And you know what would be better than one Mikal Bridges? Two Mikal Bridgeses.
As far as I can tell, there is no free agent on the market this year more similar to Mikal Bridges than Justin Holiday. Let me explain why:
First, the length. Oh my goodness, the length! Standing 6’6” but sporting a 7’0” wingspan, Holiday would fit in perfectly next to long wings like Bridges (7’1” wingspan) and Oubre (7’2”). Whereas Bridges and Oubre are natural SFs with the ability to play up to the 4, Holiday is a natural SG who can play up to the 3. His offensive role might be limited (more on that in a bit), but defensively he can very comfortably guard positions 1-3.

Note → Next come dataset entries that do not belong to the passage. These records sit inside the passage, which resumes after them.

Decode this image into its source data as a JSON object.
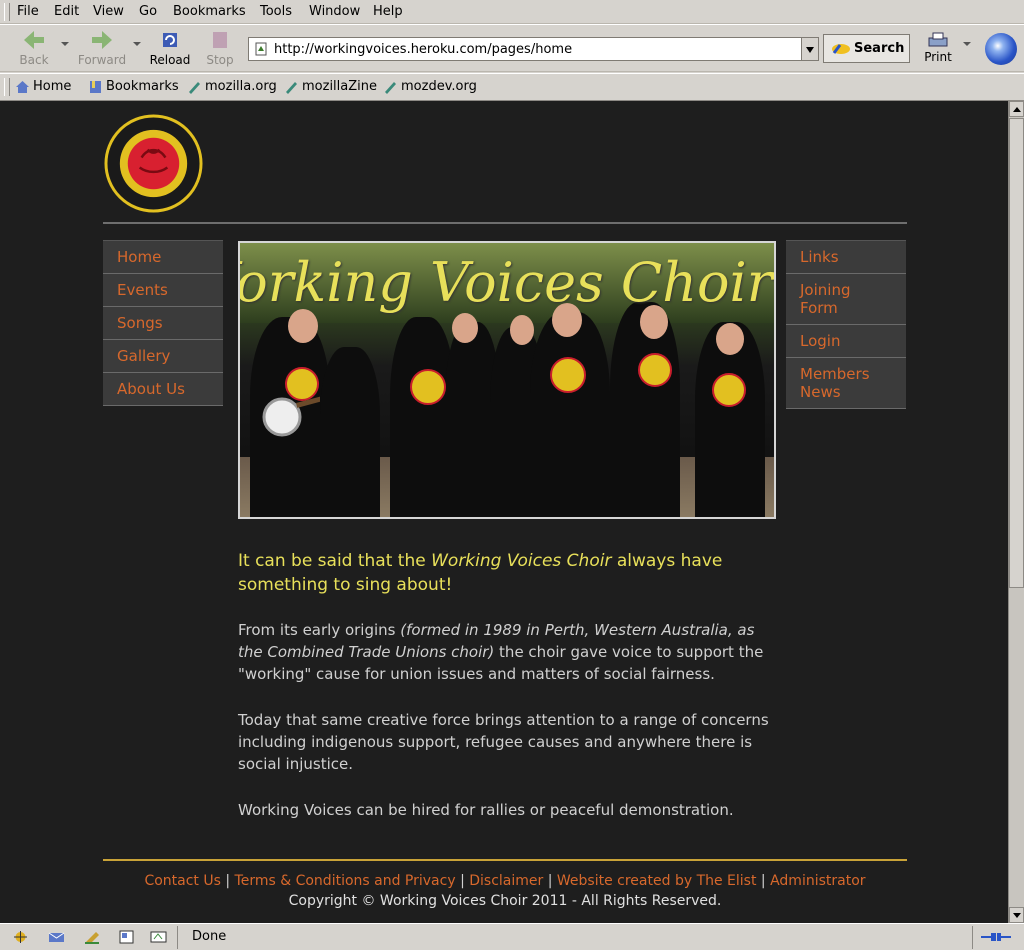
{
  "menu": [
    "File",
    "Edit",
    "View",
    "Go",
    "Bookmarks",
    "Tools",
    "Window",
    "Help"
  ],
  "toolbar": {
    "back": "Back",
    "forward": "Forward",
    "reload": "Reload",
    "stop": "Stop",
    "url": "http://workingvoices.heroku.com/pages/home",
    "search": "Search",
    "print": "Print"
  },
  "personal": [
    "Home",
    "Bookmarks",
    "mozilla.org",
    "mozillaZine",
    "mozdev.org"
  ],
  "page": {
    "hero_title": "Working Voices Choir",
    "left_nav": [
      "Home",
      "Events",
      "Songs",
      "Gallery",
      "About Us"
    ],
    "right_nav": [
      "Links",
      "Joining Form",
      "Login",
      "Members News"
    ],
    "lead_1": "It can be said that the ",
    "lead_em": "Working Voices Choir",
    "lead_2": " always have something to sing about!",
    "p1_a": "From its early origins ",
    "p1_em": "(formed in 1989 in Perth, Western Australia, as the Combined Trade Unions choir)",
    "p1_b": " the choir gave voice to support the \"working\" cause for union issues and matters of social fairness.",
    "p2": "Today that same creative force brings attention to a range of concerns including indigenous support, refugee causes and anywhere there is social injustice.",
    "p3": "Working Voices can be hired for rallies or peaceful demonstration.",
    "footer_links": [
      "Contact Us",
      "Terms & Conditions and Privacy",
      "Disclaimer",
      "Website created by The Elist ",
      "Administrator"
    ],
    "footer_sep": " | ",
    "copyright": "Copyright © Working Voices Choir 2011 - All Rights Reserved."
  },
  "status": "Done",
  "colors": {
    "accent": "#d7682c",
    "title": "#e8e05a",
    "bg": "#1e1e1e",
    "footer_rule": "#c9a338"
  }
}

When it comes to defensive box score stats, Holiday checks all the boxes, averaging 1.7 steals and 0.9 blocks per 36 minutes this past season. Bridges, for comparison, averaged 1.8 steals and 0.8 blocks per 36.
But it’s not just about the steals, the blocks, the deflections, it’s the way in which Holiday racks up those numbers. He is one of the best anticipatory defenders in the league, cutting off passing and driving lanes before the offense has a chance to know what hit them. His rotations are razor sharp, something that will help prevent breakdowns even if he doesn’t receive credit in the box score.
So why is he going under the radar? A player like this is an obvious positive, shouldn’t he be raking in the cash?
Well, the truth is that even at the age of 31, Holiday’s offensive game is a bit of a work in progress. On the one hand, he shot a career-high 41% from deep this season, with many of those threes coming off the dribble. That’s a great asset to have.
However, Holiday’s finishing numbers at the rim remain subpar, he can’t really create for others, and he has no in-between game. While he might provide a boost to your spacing, that’s about all you can expect from him on that end of the court, barring some unexpected progression.
Still, I believe I’ve described the perfect 3-and-D role player. That’s easily worth the Suns’ MLE, if they opt to go over the cap. And it’s a great way to add an above-average depth piece while still retaining talent.
Imagine for a second a lineup of Devin Booker, Justin Holiday, Mikal Bridges, Kelly Oubre, and Deandre Ayton. Not only do you have an elite scorer and playmaker in Booker, and an elite lob threat in Ayton, but by surrounding that duo with three wings with 7’+ wingspans, you can build an incredibly formidable defense around Booker that has the confidence to be aggressive on defense and hit threes on offense. It’s an impeccably well-balanced lineup, and would give Rubio the chance to earn some additional rest as he enters his age 30 season.
If you’d like to see some footage of Holiday, I broke down his game in an extensive review on my podcast’s YouTube channel. There you’ll find some additional nuggets of info, such as a detailed shooting breakdown and a look at how dire his finishing numbers are.
Now it’s your turn to leave your thoughts. Should the Suns (again) go after the lesser brother?
Should the Suns target Justin Holiday?
This poll is closed
Yes! Great idea!
Not one of my favorite choices, but I wouldn’t mind.
Not interested at all